Jefferson's Secret Love
Travel around Virginia’s wine country and you find yourself bombarded with Jeffersonian imagery: Brochures and press releases have spotlighted the Founding Father for more than 20 years, near his old home sits a winery called Jefferson Vineyards, the Monticello Appellation envelops his home town of Charlottesville, and one vineyard sits by the ruins of a Jefferson-designed house. The third president rambled on so much about fine wine that he bored the hell out of an up-and-coming John Quincy Adams during White House dinners. So the hook makes sense even if it goes a bit overboard.
But here’s a secret: Jefferson also loved his beer. The book “Thomas Jefferson on Wine” by John Hailman mentions that the Sage of Monticello drafted plans for a small, Palladian-style brewery on the plantation grounds. He wrote letters to his successor, James Madison, on the subject; and when a British brewer found himself captured during the War of 1812, Jefferson arranged for him to stay with him so he could teach Peter Hemmings, a slave and chef at Monticello, the art of making ale. Sounding like a 1970s homebrewer, he wrote one colleague that the beer made on site was better than the “vapid” ones available to the public.

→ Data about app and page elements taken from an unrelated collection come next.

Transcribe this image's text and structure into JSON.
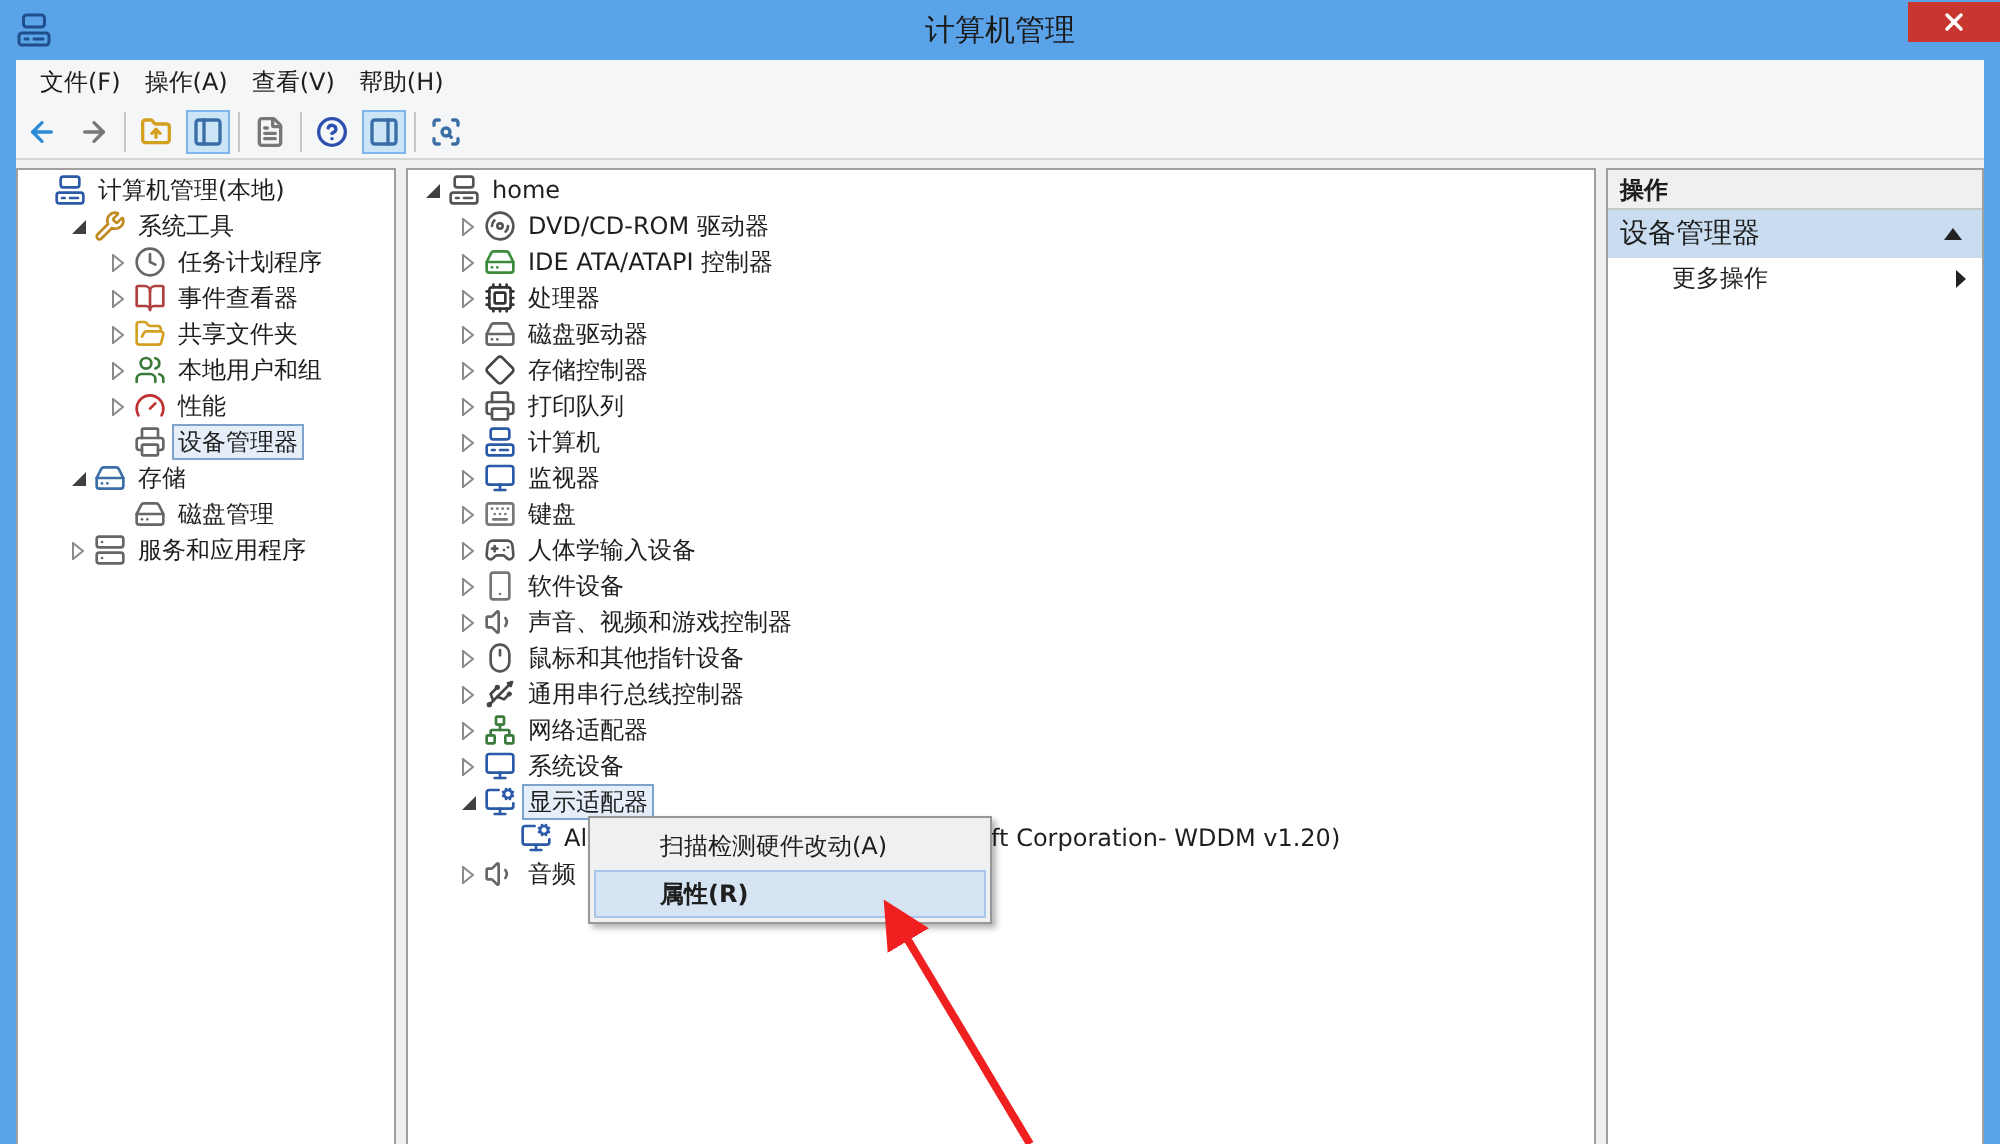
{
  "window": {
    "title": "计算机管理"
  },
  "menu_bar": [
    "文件(F)",
    "操作(A)",
    "查看(V)",
    "帮助(H)"
  ],
  "toolbar": [
    {
      "on": false
    },
    {
      "on": false
    },
    {
      "on": false
    },
    {
      "on": true
    },
    {
      "on": false
    },
    {
      "on": false
    },
    {
      "on": true
    },
    {
      "on": false
    }
  ],
  "nav_tree": [
    {
      "label": "计算机管理(本地)",
      "selected": false,
      "children": [
        {
          "label": "系统工具",
          "expanded": true,
          "selected": false,
          "children": [
            {
              "label": "任务计划程序",
              "expanded": false,
              "selected": false
            },
            {
              "label": "事件查看器",
              "expanded": false,
              "selected": false
            },
            {
              "label": "共享文件夹",
              "expanded": false,
              "selected": false
            },
            {
              "label": "本地用户和组",
              "expanded": false,
              "selected": false
            },
            {
              "label": "性能",
              "expanded": false,
              "selected": false
            },
            {
              "label": "设备管理器",
              "selected": true
            }
          ]
        },
        {
          "label": "存储",
          "expanded": true,
          "selected": false,
          "children": [
            {
              "label": "磁盘管理",
              "selected": false
            }
          ]
        },
        {
          "label": "服务和应用程序",
          "expanded": false,
          "selected": false
        }
      ]
    }
  ],
  "device_tree": [
    {
      "label": "home",
      "expanded": true,
      "selected": false,
      "children": [
        {
          "label": "DVD/CD-ROM 驱动器",
          "expanded": false,
          "selected": false
        },
        {
          "label": "IDE ATA/ATAPI 控制器",
          "expanded": false,
          "selected": false
        },
        {
          "label": "处理器",
          "expanded": false,
          "selected": false
        },
        {
          "label": "磁盘驱动器",
          "expanded": false,
          "selected": false
        },
        {
          "label": "存储控制器",
          "expanded": false,
          "selected": false
        },
        {
          "label": "打印队列",
          "expanded": false,
          "selected": false
        },
        {
          "label": "计算机",
          "expanded": false,
          "selected": false
        },
        {
          "label": "监视器",
          "expanded": false,
          "selected": false
        },
        {
          "label": "键盘",
          "expanded": false,
          "selected": false
        },
        {
          "label": "人体学输入设备",
          "expanded": false,
          "selected": false
        },
        {
          "label": "软件设备",
          "expanded": false,
          "selected": false
        },
        {
          "label": "声音、视频和游戏控制器",
          "expanded": false,
          "selected": false
        },
        {
          "label": "鼠标和其他指针设备",
          "expanded": false,
          "selected": false
        },
        {
          "label": "通用串行总线控制器",
          "expanded": false,
          "selected": false
        },
        {
          "label": "网络适配器",
          "expanded": false,
          "selected": false
        },
        {
          "label": "系统设备",
          "expanded": false,
          "selected": false
        },
        {
          "label": "显示适配器",
          "expanded": true,
          "selected": true,
          "children": [
            {
              "label": "Al",
              "label_tail": "ft Corporation- WDDM v1.20)",
              "selected": false
            }
          ]
        },
        {
          "label": "音频",
          "expanded": false,
          "selected": false
        }
      ]
    }
  ],
  "context_menu": [
    {
      "label": "扫描检测硬件改动(A)",
      "selected": false,
      "default": false
    },
    {
      "label": "属性(R)",
      "selected": true,
      "default": true
    }
  ],
  "actions_pane": {
    "header": "操作",
    "section": {
      "label": "设备管理器",
      "expanded": true
    },
    "items": [
      {
        "label": "更多操作"
      }
    ]
  }
}
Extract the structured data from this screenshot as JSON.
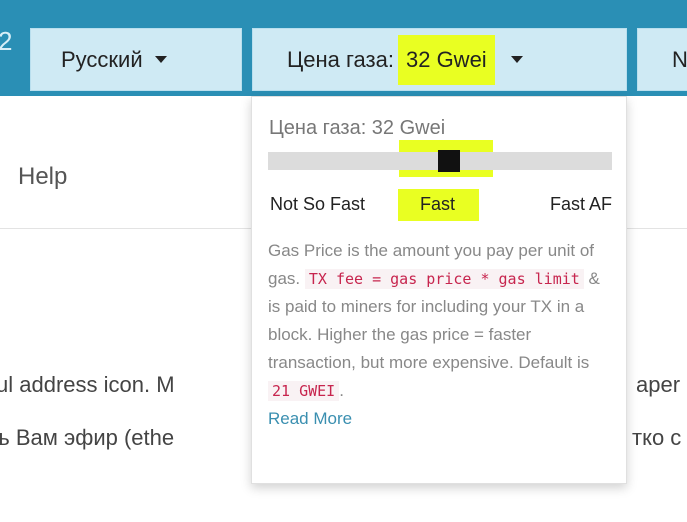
{
  "topbar": {
    "edge_char": "2",
    "language_label": "Русский",
    "gas_prefix": "Цена газа:",
    "gas_value": "32 Gwei",
    "next_label": "N"
  },
  "page": {
    "help": "Help",
    "line1_left": "ul address icon. M",
    "line1_right": "aper",
    "line2_left": "ъ Вам эфир (ethe",
    "line2_right": "тко с"
  },
  "gas_popover": {
    "title": "Цена газа: 32 Gwei",
    "slider_value_label": "Fast",
    "speeds": [
      "Not So Fast",
      "Fast",
      "Fast AF"
    ],
    "desc_1": "Gas Price is the amount you pay per unit of gas.",
    "code_1": "TX fee = gas price * gas limit",
    "desc_2": "& is paid to miners for including your TX in a block. Higher the gas price = faster transaction, but more expensive. Default is",
    "code_2": "21 GWEI",
    "desc_3": ".",
    "read_more": "Read More"
  },
  "colors": {
    "topbar": "#2a8fb5",
    "button_bg": "#cfeaf4",
    "highlight": "#e9ff22",
    "link": "#3a8fb0",
    "code": "#c7254e"
  }
}
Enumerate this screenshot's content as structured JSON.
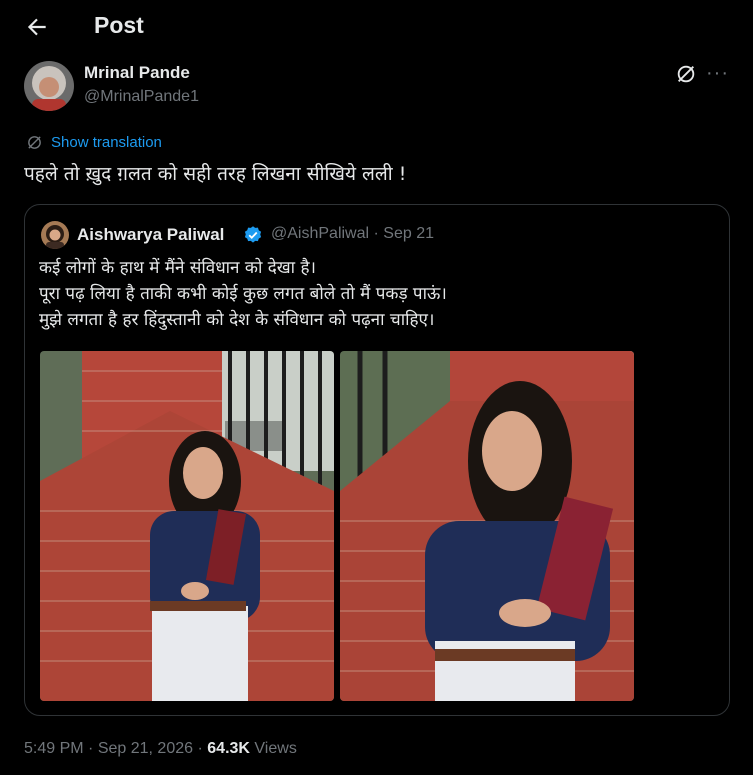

Jefferson – known as Mr. Jefferson across much of Virginia and, a bit more informally, “TJ” when the tourists aren’t listening – liked pale ale the most. Frank Clark, the director of foodways at Colonial Williamsburg and the head of its beer program, gave me a bottle of his interpretation of Jefferson’s favorite brew. If you want to taste the author of the Declaration of Independence’s favorite beer, Yards Brewing produces a Jefferson-inspired ale, and homebrew recipes based on his drink abound.
Clark’s take on Jefferson’s favorite sits roughly between four and five percent alcohol, and it stems from a recipe in Michael Combrune’s “Theory and Practice of Brewing,” Jefferson’s favorite book on the subject.
“It’s a scientific look at brewing, most of it is theory. At the end of it, there’s a lot of practical recipes,” Clark says. “It’s basically pale malt and hops with a little bit of grains of paradise. A couple of ounces a batch. Just to add the tiniest bit flavor.”
I drafted an actual Jefferson descendant to sample the historic brew. This did not involve frantic calls to Monticello but rather a quick text to my brother, since she’s a family friend. An old-style daughter of Virginia, she wanted to remain anonymous. Still, she was interested in drinking what her illustrious ancestor drank.
Only one problem remained.
“She doesn’t really like beer,” my brother texted.
And so a few nights later, the daughter of Jefferson and the sons of the author of the first Yiddish novel – actually, we think that might be a family exaggeration – sat in front of a tall, brown bottle. Out of it poured a light-copper brew with a giant head. Smooth, with some fruit and spice at the end, we eyed her verdict.
“I liked it,” she said. “Maybe it’s a genetic thing.”
For further reading on Jefferson’s love of beer visit http://wiki.monticello.org/mediawiki/index.php/Beer.
-- by Matt Gottlieb